Yes, but even that means that means that the average age at death will go up by a little bit. For instance, suppose that at some point in the past, only 8 people in a million would live to age 100, and suppose that now 64 people in a million will live to age 100. Further, suppose that there has been no improvement in the chances of a person at age 100 to live longer. (And this isn’t quite true. Most medical improvements over the past century or so have mostly increased the health of young people. But many have increased the health of middle-aged people, and some even have increased the health of old people.) Suppose then that either now or in the past, for someone over 100, the chances that they will live one year more are 50%. Then in the past the oldest that you can expect one person in a million to live to is 104, while now the oldest that you can expect one person in a million to live to is 107. Increasing the average lifespan doesn’t mean that you will increase the average expected maximum lifespan by as much, but it does mean that you will increase it by a little. Furthermore, just because there are more people in the world these days we can expect there to be a slightly greater expected maximum lifespan. If at some point in the past there were only a billion people in the world and at some point in the future there are 8 billion people in the world, then (again supposing that for any person over 100, the chance that they will live one year more is 50%), the average expected maximum lifespan is three years more at that point in the future than at that point in the past.

I guarantee you, barring some kind of Nuclear/Biological Holocaust, or planet destroying technological disaster there are more than “a few” such people alive right now. Depending of course on what the definition of “a few” is.

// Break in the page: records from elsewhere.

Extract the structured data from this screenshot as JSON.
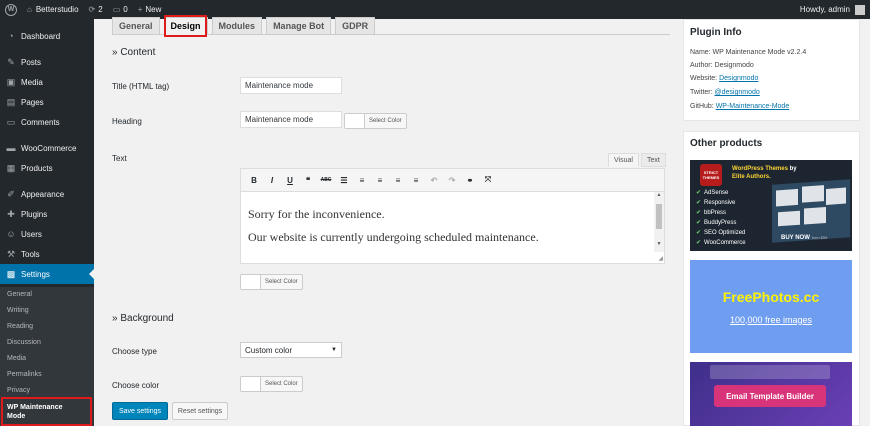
{
  "adminbar": {
    "site_name": "Betterstudio",
    "updates_count": "2",
    "comments_count": "0",
    "new_label": "New",
    "howdy": "Howdy, admin"
  },
  "sidebar": {
    "items": [
      {
        "label": "Dashboard",
        "icon": "dashboard-icon"
      },
      {
        "label": "Posts",
        "icon": "pin-icon"
      },
      {
        "label": "Media",
        "icon": "media-icon"
      },
      {
        "label": "Pages",
        "icon": "pages-icon"
      },
      {
        "label": "Comments",
        "icon": "comment-icon"
      },
      {
        "label": "WooCommerce",
        "icon": "woocommerce-icon"
      },
      {
        "label": "Products",
        "icon": "products-icon"
      },
      {
        "label": "Appearance",
        "icon": "brush-icon"
      },
      {
        "label": "Plugins",
        "icon": "plugin-icon"
      },
      {
        "label": "Users",
        "icon": "users-icon"
      },
      {
        "label": "Tools",
        "icon": "wrench-icon"
      },
      {
        "label": "Settings",
        "icon": "settings-icon"
      }
    ],
    "submenu": [
      "General",
      "Writing",
      "Reading",
      "Discussion",
      "Media",
      "Permalinks",
      "Privacy",
      "WP Maintenance Mode"
    ]
  },
  "tabs": [
    "General",
    "Design",
    "Modules",
    "Manage Bot",
    "GDPR"
  ],
  "content": {
    "section_content": "» Content",
    "title_label": "Title (HTML tag)",
    "title_value": "Maintenance mode",
    "heading_label": "Heading",
    "heading_value": "Maintenance mode",
    "select_color": "Select Color",
    "text_label": "Text",
    "editor_tab_visual": "Visual",
    "editor_tab_text": "Text",
    "editor_paragraphs": [
      "Sorry for the inconvenience.",
      "Our website is currently undergoing scheduled maintenance."
    ],
    "section_background": "» Background",
    "choose_type_label": "Choose type",
    "choose_type_value": "Custom color",
    "choose_color_label": "Choose color",
    "save_button": "Save settings",
    "reset_button": "Reset settings"
  },
  "plugin_info": {
    "title": "Plugin Info",
    "name": "Name: WP Maintenance Mode v2.2.4",
    "author": "Author: Designmodo",
    "website_prefix": "Website: ",
    "website_link": "Designmodo",
    "twitter_prefix": "Twitter: ",
    "twitter_link": "@designmodo",
    "github_prefix": "GitHub: ",
    "github_link": "WP-Maintenance-Mode"
  },
  "other_products": {
    "title": "Other products",
    "banner1_logo": "STRICT THEMES",
    "banner1_headline_a": "WordPress Themes",
    "banner1_headline_b": " by",
    "banner1_headline_c": "Elite Authors.",
    "banner1_features": [
      "AdSense",
      "Responsive",
      "bbPress",
      "BuddyPress",
      "SEO Optimized",
      "WooCommerce"
    ],
    "banner1_cta": "BUY NOW",
    "banner1_cta_small": "from $59",
    "banner2_title": "FreePhotos.cc",
    "banner2_sub": "100,000 free images",
    "banner3_button": "Email Template Builder"
  },
  "colors": {
    "wp_dark": "#23282d",
    "wp_blue": "#0073aa",
    "highlight_red": "#dd1b1b"
  }
}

According to the Daily Standard there are 58,684 centurians in the United States today (I don’t know how many of them were born prior to 1900 and so lived in 3 centuries – can we say 10,000 sounds reasonable?).

I submit, barring those caveats above there at least 70,000 people in the U.S. today who have lived or will live to see centuries:

10,000 who saw the 19th, 20th and 21st centuries
58,684 (assuming there will be as many Centurians in 2100 as in 2000) who will see the 20th ,21st and 22nd centuries

We can obviously “expect” many more centurians in 2100 but I am being conservative and I think my WAG that only 10,000 of the 58K living U.S. centurians are +105ish is conservative – but maybe not!

Many folks who saw the tail-end of the 19xx’s will be around to greet the 21xx’s but I won’t be among them, I’m afraid.

You’re invited to my 110th birthday in 2069 but after that point I’m not making any plans.

A trip down to the local neighborhood Center for Disease Control (large pdf!) provides some pertinent statistics, if you want to extrapolate from historical data. To wit: average life expectation at birth increased from 47.3 years in 1900 to 77.2 years in 2001 (Table 12). Impressive, no? However, the average life expectation for a centennarian… er, centurnarian… er, centurion… whatever… was 1.58 years in 1900, and 2.7 years in 2001 (Table 11). Barely a year’s increase. However again, in 1900, you had only a 0.031% chance of living to see 100, while in 2001, you had over a 2% chance (Table 10).

So, in short, if we extrapolate this, in the coming century you’ll probably have a much better chance of living to a ripe old age, but once you get there, your expectation of continuing to survive won’t be much longer than it is now.